This unwholesome rank-pulling seems prevalent everywhere - not only in the army, but also in schools and offices. No doubt a similar sort of pecking order occurs in the animal kingdom, but surely we can invent a better way of achieving social harmony?
I recall flashing my eyes in defiance when Birdy punished me for using the rickety sewing machine on a Sabbath. No one had informed me that on the Sabbath only hand-sewing was permitted. Furthermore, Juniors were forbidden to operate a sewing machine. The penalty was six strokes on the cushy part of one's anatomy with a hairbrush, or Birdy's slippers.
As an "Asiatic" child in a white expatriate environment, I was subjected to treatment which aroused in me a sense of inequality and injustice. It was easy to suspect that the white race was prejudiced against everybody else, even if they didn't actually despise us. At any rate, this early exposure to the insidious humiliation of racial discrimination made me shun anything Anglican - schools, churches, clubs. When it was time for me to find employment, I chose to teach in a Chinese school. This loathing lasted many decades.
On weekdays, we played croquet and tennis, and on Saturdays we went on long walks in the evening. Here again, if I lagged behind the group, the penalty would be to do forty sums. Ironically, I fared very badly in my math exams. And I barely passed my Religious Knowledge, on account of the numerous penalties I had to endure for failing to memorize the scriptures correctly. I suppose in those days no one had heard of "positive feedback"!

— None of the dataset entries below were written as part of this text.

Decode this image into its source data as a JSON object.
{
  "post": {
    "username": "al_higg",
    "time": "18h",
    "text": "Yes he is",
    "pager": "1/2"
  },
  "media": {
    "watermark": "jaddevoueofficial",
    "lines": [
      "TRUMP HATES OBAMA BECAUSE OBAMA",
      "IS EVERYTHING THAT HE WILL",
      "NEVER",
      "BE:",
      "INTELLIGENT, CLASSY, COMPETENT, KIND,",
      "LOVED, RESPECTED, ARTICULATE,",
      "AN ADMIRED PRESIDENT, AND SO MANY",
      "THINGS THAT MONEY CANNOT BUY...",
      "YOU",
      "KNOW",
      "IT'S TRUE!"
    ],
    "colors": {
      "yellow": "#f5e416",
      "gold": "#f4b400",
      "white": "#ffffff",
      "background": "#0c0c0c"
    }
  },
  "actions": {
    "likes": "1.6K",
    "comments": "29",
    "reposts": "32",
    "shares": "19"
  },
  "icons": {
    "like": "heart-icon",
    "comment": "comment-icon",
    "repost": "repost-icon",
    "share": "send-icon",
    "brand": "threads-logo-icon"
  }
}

There was no way of describing the oppression my sister and I felt at St. Mary's, and no way of even informing our parents that we were miserable, for all letters home were censored by Birdy. And we couldn't go home till the end of the term.
My mother probably suspected that all wasn't well with her daughters, but she was a great believer in perseverance. One day, Birdy carried her disciplinary notions a little too far. My sister Loy, who was only nine, arrived late for dinner and was sent to bed without it. Later, a jug of milk was delivered to her. No questions were asked as to why she was late (she had to let all the almighty Seniors use the bathroom ahead of her). The next morning, Loy was too sick to have breakfast or attend school. She was a frail child and, like most "Asiatic" children, she disliked milk. The Asian way would have been punishment after dinner - at least the child would be well fortified!
This incident led to our being released from St. Mary's. Our stay there had caused my mother more hardship than her daughters. She had had to commute between Temerloh and Kuala Lumpur (on one of the most hazardous roads in the country), and she had had to rent a house in Kuala Lumpur because of us. This had put a terrible strain on her physically, emotionally, mentally and financially; with her having to budget for two separate households, including maids, while constantly worrying about our well-being.
If Birdy had possessed the most rudimental insight into child psychology, or if only she had been inspired by the feeblest promptings of the heart, my memories of St. Mary's boarding school would have been as happy as those of the mornings I spent in the classroom with the day students. I greatly enjoyed learning literature and history. I also loved the chances I had to perform on stage. The role of a buccaneer inspired strength and courage. I was also a terrible prankster. In class, the standard mischief among us junior girls was to hide the senior girls' high-heeled shoes when they changed into rubber ones for games.
On reflection, then, I should allow my happy school hours to offset the unhappy times in the school hostel. To quote Jean Juares: "We should take from the past its fire, and not its ashes."